* _Required action_: Down to the last line, retype each line of the entries exactly, starting with the one that contains "Transcribe this image's".

Excerpts from an interface dataset
####################

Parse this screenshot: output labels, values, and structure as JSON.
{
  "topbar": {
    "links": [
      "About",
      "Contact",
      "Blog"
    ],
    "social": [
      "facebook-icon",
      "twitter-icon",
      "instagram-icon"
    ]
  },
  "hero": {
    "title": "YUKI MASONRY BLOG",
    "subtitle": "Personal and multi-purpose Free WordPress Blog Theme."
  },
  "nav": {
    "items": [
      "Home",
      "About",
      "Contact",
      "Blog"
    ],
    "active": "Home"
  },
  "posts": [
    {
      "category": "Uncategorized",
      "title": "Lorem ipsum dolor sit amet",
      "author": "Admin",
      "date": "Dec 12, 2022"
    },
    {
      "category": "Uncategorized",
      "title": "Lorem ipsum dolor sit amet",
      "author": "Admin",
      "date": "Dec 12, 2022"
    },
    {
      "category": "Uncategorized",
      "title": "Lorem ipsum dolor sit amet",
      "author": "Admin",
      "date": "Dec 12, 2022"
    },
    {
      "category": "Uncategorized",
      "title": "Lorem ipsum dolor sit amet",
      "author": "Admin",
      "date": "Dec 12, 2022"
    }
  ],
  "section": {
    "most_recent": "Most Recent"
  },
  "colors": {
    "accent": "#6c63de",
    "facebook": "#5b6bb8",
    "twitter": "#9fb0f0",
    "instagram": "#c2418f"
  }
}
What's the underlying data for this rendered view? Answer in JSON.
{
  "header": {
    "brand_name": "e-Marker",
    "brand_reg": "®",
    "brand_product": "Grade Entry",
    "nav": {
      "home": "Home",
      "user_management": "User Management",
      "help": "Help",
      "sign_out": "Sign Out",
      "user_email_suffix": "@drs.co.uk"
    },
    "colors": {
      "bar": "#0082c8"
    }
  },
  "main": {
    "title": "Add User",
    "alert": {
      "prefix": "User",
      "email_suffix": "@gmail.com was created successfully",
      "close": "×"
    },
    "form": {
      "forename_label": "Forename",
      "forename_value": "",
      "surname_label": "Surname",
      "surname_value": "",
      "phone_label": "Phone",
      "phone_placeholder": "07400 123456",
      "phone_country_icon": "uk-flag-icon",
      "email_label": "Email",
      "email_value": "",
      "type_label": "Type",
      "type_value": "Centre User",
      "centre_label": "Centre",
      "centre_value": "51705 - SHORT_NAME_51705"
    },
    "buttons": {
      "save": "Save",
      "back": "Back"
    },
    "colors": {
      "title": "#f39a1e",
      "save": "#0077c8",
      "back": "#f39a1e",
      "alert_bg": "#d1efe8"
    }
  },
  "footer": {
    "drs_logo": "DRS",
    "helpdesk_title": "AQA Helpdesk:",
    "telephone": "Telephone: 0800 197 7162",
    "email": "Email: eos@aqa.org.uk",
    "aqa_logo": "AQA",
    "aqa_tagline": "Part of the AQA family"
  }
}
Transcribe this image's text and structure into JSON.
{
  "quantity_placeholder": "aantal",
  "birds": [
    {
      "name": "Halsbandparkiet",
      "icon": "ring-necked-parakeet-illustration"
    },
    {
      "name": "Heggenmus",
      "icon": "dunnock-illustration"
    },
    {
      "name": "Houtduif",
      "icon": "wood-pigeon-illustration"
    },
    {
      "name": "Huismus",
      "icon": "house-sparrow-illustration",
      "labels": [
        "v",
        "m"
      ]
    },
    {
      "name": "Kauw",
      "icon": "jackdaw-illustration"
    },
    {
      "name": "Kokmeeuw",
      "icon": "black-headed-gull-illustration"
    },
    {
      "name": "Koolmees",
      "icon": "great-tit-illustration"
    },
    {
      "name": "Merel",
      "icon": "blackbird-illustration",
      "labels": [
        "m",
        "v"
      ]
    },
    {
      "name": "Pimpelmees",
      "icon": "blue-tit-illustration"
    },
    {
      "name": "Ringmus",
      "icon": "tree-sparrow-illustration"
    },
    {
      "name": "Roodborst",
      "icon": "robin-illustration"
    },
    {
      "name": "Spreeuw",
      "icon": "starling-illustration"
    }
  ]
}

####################

* _Response area_:
Transcribe this image's text and structure into JSON.
{
  "quantity_placeholder": "aantal",
  "birds": [
    {
      "name": "Halsbandparkiet",
      "icon": "ring-necked-parakeet-illustration"
    },
    {
      "name": "Heggenmus",
      "icon": "dunnock-illustration"
    },
    {
      "name": "Houtduif",
      "icon": "wood-pigeon-illustration"
    },
    {
      "name": "Huismus",
      "icon": "house-sparrow-illustration",
      "labels": [
        "v",
        "m"
      ]
    },
    {
      "name": "Kauw",
      "icon": "jackdaw-illustration"
    },
    {
      "name": "Kokmeeuw",
      "icon": "black-headed-gull-illustration"
    },
    {
      "name": "Koolmees",
      "icon": "great-tit-illustration"
    },
    {
      "name": "Merel",
      "icon": "blackbird-illustration",
      "labels": [
        "m",
        "v"
      ]
    },
    {
      "name": "Pimpelmees",
      "icon": "blue-tit-illustration"
    },
    {
      "name": "Ringmus",
      "icon": "tree-sparrow-illustration"
    },
    {
      "name": "Roodborst",
      "icon": "robin-illustration"
    },
    {
      "name": "Spreeuw",
      "icon": "starling-illustration"
    }
  ]
}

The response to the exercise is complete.